Your direct competitors are the people (freelancers or companies) who are operating in the same space as you. If there are a lot, you’ll need to look at how you can differentiate your offering for potential clients so that you can make them value you more than your competition.
When analysing your direct competition your first task is to identify who they are and do your research on them. Look at their websites, their social media, their company filings and any other information you can discover about them. See if you can find out who their customers are. Arm yourself with as much information as possible about what they do and why their customers choose them. The more you know, the better equipped you will be to articulate in your marketing efforts why customers should choose you. You want to make clear how you will add much more value to them than others will. Don’t forget, the only person who wins a price war is the customer.
If you work as a freelance camera operator in a studio or on an outside broadcast, for example, you are likely to be one of a team of camera operators covering that project so you would already be collaborating with your competition. This can at first glance seem like the worst of all worlds: you have to work with your direct competitors, and they might learn all your tricks and put you out of business. But for me this is nonsense, short-term thinking.
Your clients want to know they are working with people that they can trust to deliver and are good to work with. All the people on this job are people they trust to deliver. So, you need to ensure you are that person all the time. Especially when you are working with your direct competition or rather – in this instance – collaborating with them.
Think about it: a potential new client contacts you to see if you are free to do a piece of work. You’d really like to accept, but you just can’t fit it in. You could take the short-term view that you can’t do it, never mind, and press on with the work you’re already booked for. Or you can take the big-picture, longer-term view: tell them you’re sorry you’re busy but that there is someone you could recommend instead, and you would be happy to connect them up. You are solving a problem for your would-be client and making their life easy.
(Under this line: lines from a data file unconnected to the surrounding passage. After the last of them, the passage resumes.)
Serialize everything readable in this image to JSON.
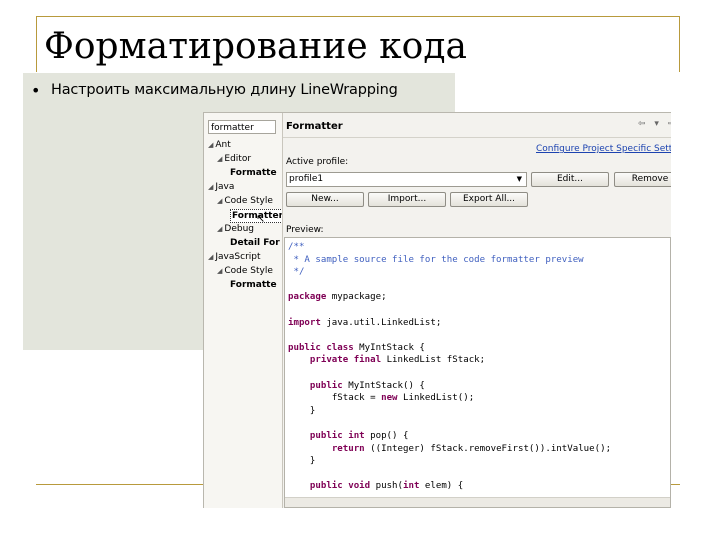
{
  "slide": {
    "title": "Форматирование кода",
    "bullet_marker": "•",
    "bullet": "Настроить максимальную длину LineWrapping"
  },
  "window": {
    "filter_value": "formatter",
    "tree": [
      {
        "label": "Ant",
        "twisty": "◢",
        "bold": false
      },
      {
        "label": "Editor",
        "twisty": "◢",
        "bold": false
      },
      {
        "label": "Formatte",
        "twisty": "",
        "bold": true
      },
      {
        "label": "Java",
        "twisty": "◢",
        "bold": false
      },
      {
        "label": "Code Style",
        "twisty": "◢",
        "bold": false
      },
      {
        "label": "Formatter",
        "twisty": "",
        "bold": true,
        "selected": true
      },
      {
        "label": "Debug",
        "twisty": "◢",
        "bold": false
      },
      {
        "label": "Detail For",
        "twisty": "",
        "bold": true
      },
      {
        "label": "JavaScript",
        "twisty": "◢",
        "bold": false
      },
      {
        "label": "Code Style",
        "twisty": "◢",
        "bold": false
      },
      {
        "label": "Formatte",
        "twisty": "",
        "bold": true
      }
    ],
    "page_title": "Formatter",
    "toolbar_icons": "⇦ ▾ ⇨ ▾",
    "config_link": "Configure Project Specific Settings...",
    "active_profile_label": "Active profile:",
    "profile_value": "profile1",
    "buttons": {
      "edit": "Edit...",
      "remove": "Remove",
      "new": "New...",
      "import": "Import...",
      "export": "Export All..."
    },
    "preview_label": "Preview:",
    "code": [
      {
        "text": "/**",
        "style": "comment"
      },
      {
        "text": " * A sample source file for the code formatter preview",
        "style": "comment"
      },
      {
        "text": " */",
        "style": "comment"
      },
      {
        "text": "",
        "style": "plain"
      },
      {
        "kw": "package",
        "rest": " mypackage;"
      },
      {
        "text": "",
        "style": "plain"
      },
      {
        "kw": "import",
        "rest": " java.util.LinkedList;"
      },
      {
        "text": "",
        "style": "plain"
      },
      {
        "kw": "public class",
        "rest": " MyIntStack {"
      },
      {
        "indent": "    ",
        "kw": "private final",
        "rest": " LinkedList fStack;"
      },
      {
        "text": "",
        "style": "plain"
      },
      {
        "indent": "    ",
        "kw": "public",
        "rest": " MyIntStack() {"
      },
      {
        "indent": "        ",
        "text2": "fStack = ",
        "kw": "new",
        "rest": " LinkedList();"
      },
      {
        "text": "    }",
        "style": "plain"
      },
      {
        "text": "",
        "style": "plain"
      },
      {
        "indent": "    ",
        "kw": "public int",
        "rest": " pop() {"
      },
      {
        "indent": "        ",
        "kw": "return",
        "rest": " ((Integer) fStack.removeFirst()).intValue();"
      },
      {
        "text": "    }",
        "style": "plain"
      },
      {
        "text": "",
        "style": "plain"
      },
      {
        "indent": "    ",
        "kw": "public void",
        "rest": " push(",
        "kw2": "int",
        "rest2": " elem) {"
      }
    ]
  }
}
They are almost certainly going to call you again because you are helpful, and they will remember that. You’re someone who thinks about them, not yourself. Of course, you must make sure the person you recommend is good, but most importantly also make sure that person knows the recommendation came from you. Human nature will make them want to return the favour.
As you can see, even though there may be a large number of other freelancers in direct competition with you, it is still beneficial to build relationships with them. Collaboration is a great tactic for neutralizing your direct competition.
Another example concerns a network of freelance costumiers who would send work each other’s way at busy times. One member realized she was missing out on the bigger jobs because clients assumed that, as a solo freelancer, she lacked the capacity to handle them. So she joined forces with one of her freelance colleagues and together they set up a company. This allowed them to greatly increase their capacity and to pitch for and win much bigger jobs. Their joint company has gone from strength to strength and they now work on major international projects.
Aside from collaboration, another factor to examine within your industry is whether your sector is growing or shrinking. A growing sector usually generates both more work and more people trying to win it – increased competition.
Consider how that will affect you and how you can ensure that you will maintain a full schedule. Situations such as these where you have deeper relationships with your clients and the right approach will stand you in good stead. A growing industry can also signal approaching fragmentation, where sectors splinter off and become their own micro-specialism. It is worth examining whether this is happening around you.